Data for this exercise section start
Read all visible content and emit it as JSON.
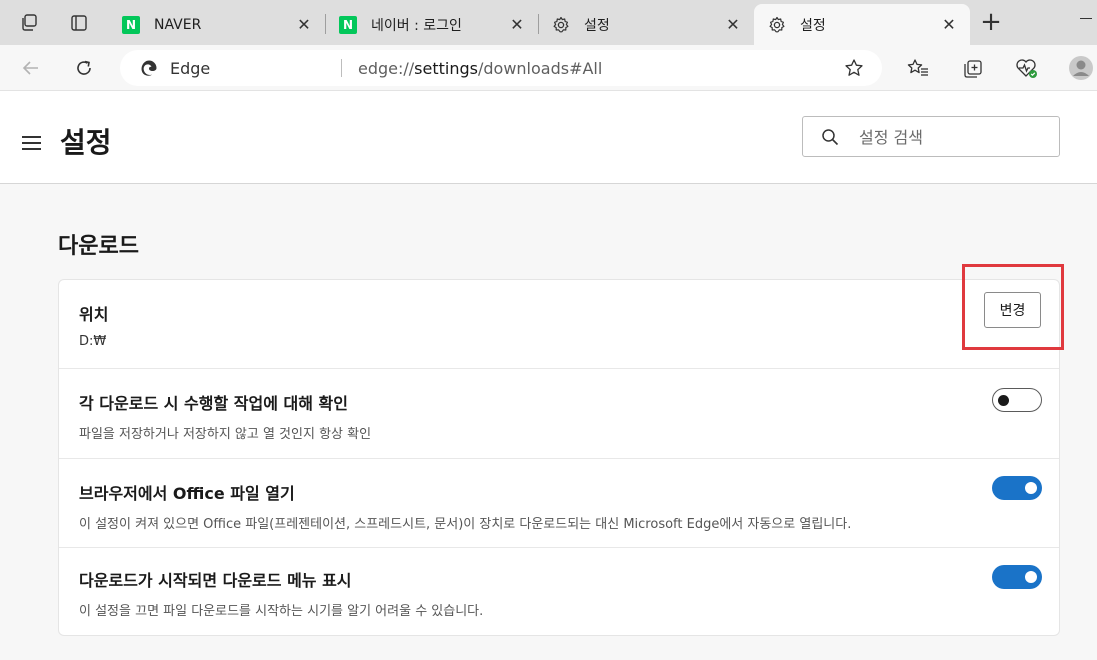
{
  "tabs": [
    {
      "label": "NAVER",
      "favicon": "naver-icon",
      "favicon_text": "N"
    },
    {
      "label": "네이버 : 로그인",
      "favicon": "naver-icon",
      "favicon_text": "N"
    },
    {
      "label": "설정",
      "favicon": "gear-icon"
    },
    {
      "label": "설정",
      "favicon": "gear-icon",
      "active": true
    }
  ],
  "address_bar": {
    "site_label": "Edge",
    "url_prefix": "edge://",
    "url_host": "settings",
    "url_path": "/downloads#All"
  },
  "header": {
    "title": "설정",
    "search_placeholder": "설정 검색"
  },
  "section": {
    "title": "다운로드"
  },
  "rows": {
    "location": {
      "title": "위치",
      "value": "D:₩",
      "button_label": "변경"
    },
    "ask_each": {
      "title": "각 다운로드 시 수행할 작업에 대해 확인",
      "description": "파일을 저장하거나 저장하지 않고 열 것인지 항상 확인",
      "toggle_on": false
    },
    "office": {
      "title": "브라우저에서 Office 파일 열기",
      "description": "이 설정이 켜져 있으면 Office 파일(프레젠테이션, 스프레드시트, 문서)이 장치로 다운로드되는 대신 Microsoft Edge에서 자동으로 열립니다.",
      "toggle_on": true
    },
    "menu": {
      "title": "다운로드가 시작되면 다운로드 메뉴 표시",
      "description": "이 설정을 끄면 파일 다운로드를 시작하는 시기를 알기 어려울 수 있습니다.",
      "toggle_on": true
    }
  },
  "colors": {
    "accent": "#1a73c8",
    "highlight": "#e0393e",
    "naver_green": "#03c75a"
  }
}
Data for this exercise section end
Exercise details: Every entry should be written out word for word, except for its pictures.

Task response:
Read all visible content and emit it as JSON.
{
  "tabs": [
    {
      "label": "NAVER",
      "favicon": "naver-icon",
      "favicon_text": "N"
    },
    {
      "label": "네이버 : 로그인",
      "favicon": "naver-icon",
      "favicon_text": "N"
    },
    {
      "label": "설정",
      "favicon": "gear-icon"
    },
    {
      "label": "설정",
      "favicon": "gear-icon",
      "active": true
    }
  ],
  "address_bar": {
    "site_label": "Edge",
    "url_prefix": "edge://",
    "url_host": "settings",
    "url_path": "/downloads#All"
  },
  "header": {
    "title": "설정",
    "search_placeholder": "설정 검색"
  },
  "section": {
    "title": "다운로드"
  },
  "rows": {
    "location": {
      "title": "위치",
      "value": "D:₩",
      "button_label": "변경"
    },
    "ask_each": {
      "title": "각 다운로드 시 수행할 작업에 대해 확인",
      "description": "파일을 저장하거나 저장하지 않고 열 것인지 항상 확인",
      "toggle_on": false
    },
    "office": {
      "title": "브라우저에서 Office 파일 열기",
      "description": "이 설정이 켜져 있으면 Office 파일(프레젠테이션, 스프레드시트, 문서)이 장치로 다운로드되는 대신 Microsoft Edge에서 자동으로 열립니다.",
      "toggle_on": true
    },
    "menu": {
      "title": "다운로드가 시작되면 다운로드 메뉴 표시",
      "description": "이 설정을 끄면 파일 다운로드를 시작하는 시기를 알기 어려울 수 있습니다.",
      "toggle_on": true
    }
  },
  "colors": {
    "accent": "#1a73c8",
    "highlight": "#e0393e",
    "naver_green": "#03c75a"
  }
}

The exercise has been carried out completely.